Senior GOP leadership aides said they’re confident they have the votes to pass the Syria amendment. But a big test will come Tuesday morning when Boehner faces members of his conference, some of whom are downright dubious of arming the rebel fighters.
“I don’t support arming the Free Syrian Army because we don’t know who they are,” Veterans’ Affairs Committee Chairman Jeff Miller (R-Fla.) told The Hill last week.
Some specifics in the Syria measure shared Monday are intended to assuage those doubts. Members want to “keep tabs” on the number of Syrian rebel troops trained and deployed, as well as on how effective they are on the battlefield and what’s happened to the equipment they’ve used, said an aide familiar with the plan.
The Pentagon would be required to list every individual recruited, and would have to provide information on each person’s background, including any possible links to terrorist organizations.
But the bill would not prohibit people with links to terrorist groups from actually participating in the program, the aide said. Such a blanket prohibition could make it tougher to recruit people.
The aide said this language is intended to provide congressional oversight without hindering the mission.
“We’re not asking for something that makes this mission impossible,” the aide said.
Some Democrats have called on Congress to vote to authorize the administration to use military force in the fight against ISIS.
Rep. Adam Schiff (D-Calif.), who plans to offer use-of-force legislation on Tuesday, has argued Obama needs explicit approval from Congress before he can launch what the White House referred to as a “war” against ISIS.
But McKeon’s Syria resolution only authorizes the president to equip and train the rebels until Dec. 11, when more permanent authority will be included in the 2015 National Defense Authorization Act. Defense hawks across the Capitol raised concerns Monday about requiring a sunset on military aid for Syrian rebels.
“I don’t want to make it hard for DOD to start the program and have to stop it,” Sen. Lindsey Graham (R-S.C.), a member of the Armed Services Committee, told reporters Monday. “Either we need to agree with the idea of training the Free Syrian Army or not. If you don’t agree, say so.”
The White House has already launched limited airstrikes against ISIS in Iraq, and Obama has signaled his intention to extend those strikes to Syria. The administration is using the 2001 authorization of military force passed by Congress for the war on terror as its authority for those strikes.

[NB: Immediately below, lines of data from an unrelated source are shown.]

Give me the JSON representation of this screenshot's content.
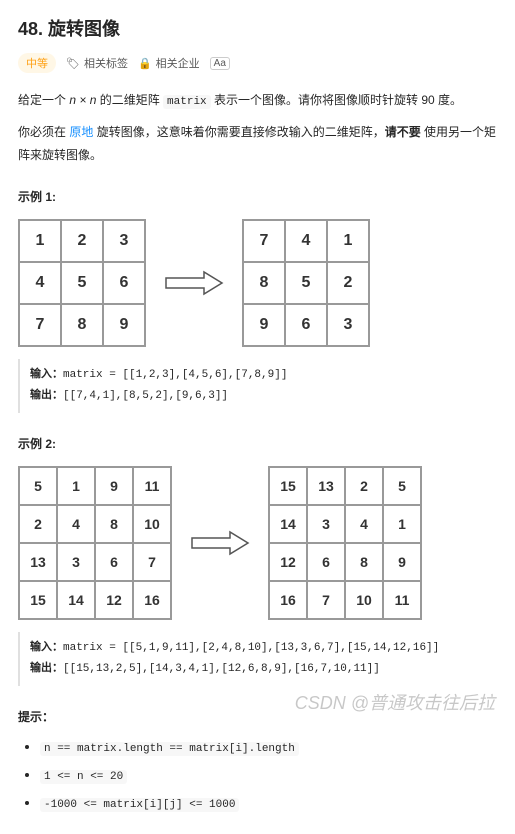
{
  "title": "48. 旋转图像",
  "difficulty": "中等",
  "tags": {
    "topics": "相关标签",
    "companies": "相关企业"
  },
  "description": {
    "p1a": "给定一个 ",
    "p1_var": "n × n",
    "p1b": " 的二维矩阵 ",
    "p1_code": "matrix",
    "p1c": " 表示一个图像。请你将图像顺时针旋转 90 度。",
    "p2a": "你必须在 ",
    "p2_highlight": "原地",
    "p2b": " 旋转图像，这意味着你需要直接修改输入的二维矩阵，",
    "p2_bold": "请不要",
    "p2c": " 使用另一个矩阵来旋转图像。"
  },
  "example1": {
    "label": "示例 1:",
    "before": [
      [
        1,
        2,
        3
      ],
      [
        4,
        5,
        6
      ],
      [
        7,
        8,
        9
      ]
    ],
    "after": [
      [
        7,
        4,
        1
      ],
      [
        8,
        5,
        2
      ],
      [
        9,
        6,
        3
      ]
    ],
    "input_label": "输入：",
    "input_code": "matrix = [[1,2,3],[4,5,6],[7,8,9]]",
    "output_label": "输出：",
    "output_code": "[[7,4,1],[8,5,2],[9,6,3]]"
  },
  "example2": {
    "label": "示例 2:",
    "before": [
      [
        5,
        1,
        9,
        11
      ],
      [
        2,
        4,
        8,
        10
      ],
      [
        13,
        3,
        6,
        7
      ],
      [
        15,
        14,
        12,
        16
      ]
    ],
    "after": [
      [
        15,
        13,
        2,
        5
      ],
      [
        14,
        3,
        4,
        1
      ],
      [
        12,
        6,
        8,
        9
      ],
      [
        16,
        7,
        10,
        11
      ]
    ],
    "input_label": "输入：",
    "input_code": "matrix = [[5,1,9,11],[2,4,8,10],[13,3,6,7],[15,14,12,16]]",
    "output_label": "输出：",
    "output_code": "[[15,13,2,5],[14,3,4,1],[12,6,8,9],[16,7,10,11]]"
  },
  "constraints": {
    "label": "提示：",
    "items": [
      "n == matrix.length == matrix[i].length",
      "1 <= n <= 20",
      "-1000 <= matrix[i][j] <= 1000"
    ]
  },
  "watermark": "CSDN @普通攻击往后拉"
}
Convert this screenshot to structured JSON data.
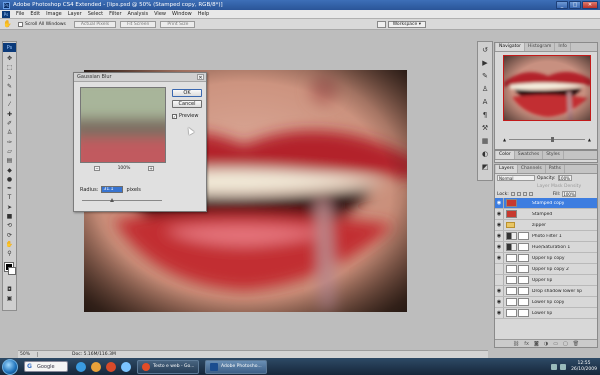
{
  "window": {
    "title": "Adobe Photoshop CS4 Extended - [lips.psd @ 50% (Stamped copy, RGB/8*)]",
    "app_badge": "Ps",
    "min": "_",
    "max": "□",
    "close": "✕"
  },
  "menu": [
    "File",
    "Edit",
    "Image",
    "Layer",
    "Select",
    "Filter",
    "Analysis",
    "View",
    "Window",
    "Help"
  ],
  "options": {
    "scroll_all_windows": "Scroll All Windows",
    "actual_pixels": "Actual Pixels",
    "fit_screen": "Fit Screen",
    "print_size": "Print Size",
    "workspace": "Workspace ▾"
  },
  "tools": [
    "move-icon",
    "marquee-icon",
    "lasso-icon",
    "quick-select-icon",
    "crop-icon",
    "eyedropper-icon",
    "healing-icon",
    "brush-icon",
    "clone-stamp-icon",
    "history-brush-icon",
    "eraser-icon",
    "gradient-icon",
    "blur-icon",
    "dodge-icon",
    "pen-icon",
    "type-icon",
    "path-select-icon",
    "shape-icon",
    "3d-rotate-icon",
    "3d-camera-icon",
    "hand-icon",
    "zoom-icon"
  ],
  "dialog": {
    "title": "Gaussian Blur",
    "ok": "OK",
    "cancel": "Cancel",
    "preview_label": "Preview",
    "preview_checked": true,
    "zoom": "100%",
    "radius_label": "Radius:",
    "radius_value": "31.1",
    "radius_unit": "pixels"
  },
  "status": {
    "zoom": "50%",
    "doc": "Doc: 5.16M/116.3M"
  },
  "navigator": {
    "tabs": [
      "Navigator",
      "Histogram",
      "Info"
    ]
  },
  "color_panel": {
    "tabs": [
      "Color",
      "Swatches",
      "Styles"
    ]
  },
  "layers_panel": {
    "tabs": [
      "Layers",
      "Channels",
      "Paths"
    ],
    "blend_mode": "Normal",
    "opacity_label": "Opacity:",
    "opacity": "100%",
    "layer_mask_density": "Layer Mask Density",
    "lock_label": "Lock:",
    "fill_label": "Fill:",
    "fill": "100%",
    "layers": [
      {
        "name": "Stamped copy",
        "visible": true,
        "selected": true,
        "thumb": "lip"
      },
      {
        "name": "Stamped",
        "visible": true,
        "selected": false,
        "thumb": "lip"
      },
      {
        "name": "zipper",
        "visible": true,
        "selected": false,
        "thumb": "folder"
      },
      {
        "name": "Photo Filter 1",
        "visible": true,
        "selected": false,
        "thumb": "adj"
      },
      {
        "name": "Hue/Saturation 1",
        "visible": true,
        "selected": false,
        "thumb": "adj"
      },
      {
        "name": "Upper lip copy",
        "visible": true,
        "selected": false,
        "thumb": "mask"
      },
      {
        "name": "Upper lip copy 2",
        "visible": false,
        "selected": false,
        "thumb": "mask"
      },
      {
        "name": "Upper lip",
        "visible": false,
        "selected": false,
        "thumb": "mask"
      },
      {
        "name": "Drop shadow lower lip",
        "visible": true,
        "selected": false,
        "thumb": "mask"
      },
      {
        "name": "Lower lip copy",
        "visible": true,
        "selected": false,
        "thumb": "mask"
      },
      {
        "name": "Lower lip",
        "visible": true,
        "selected": false,
        "thumb": "mask"
      }
    ]
  },
  "taskbar": {
    "search": "Google",
    "tasks": [
      {
        "label": "Testo e web - Go...",
        "active": false
      },
      {
        "label": "Adobe Photosho...",
        "active": true
      }
    ],
    "time": "12:55",
    "date": "26/10/2009"
  },
  "colors": {
    "title_bar": "#2a5598",
    "selection": "#3d7de0",
    "lip_red": "#b3242a"
  }
}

The McKeon amendment would specially grant the administration Title X authority, which would allow it to establish a center to train and equip members of the Syrian opposition, who are battling both ISIS and the regime of Syrian President Bashar Assad.Justin Sink and Mike Lillis contributed.
This story was posted at 2:25 p.m. and updated at 3:13 p.m. and 8:45 p.m.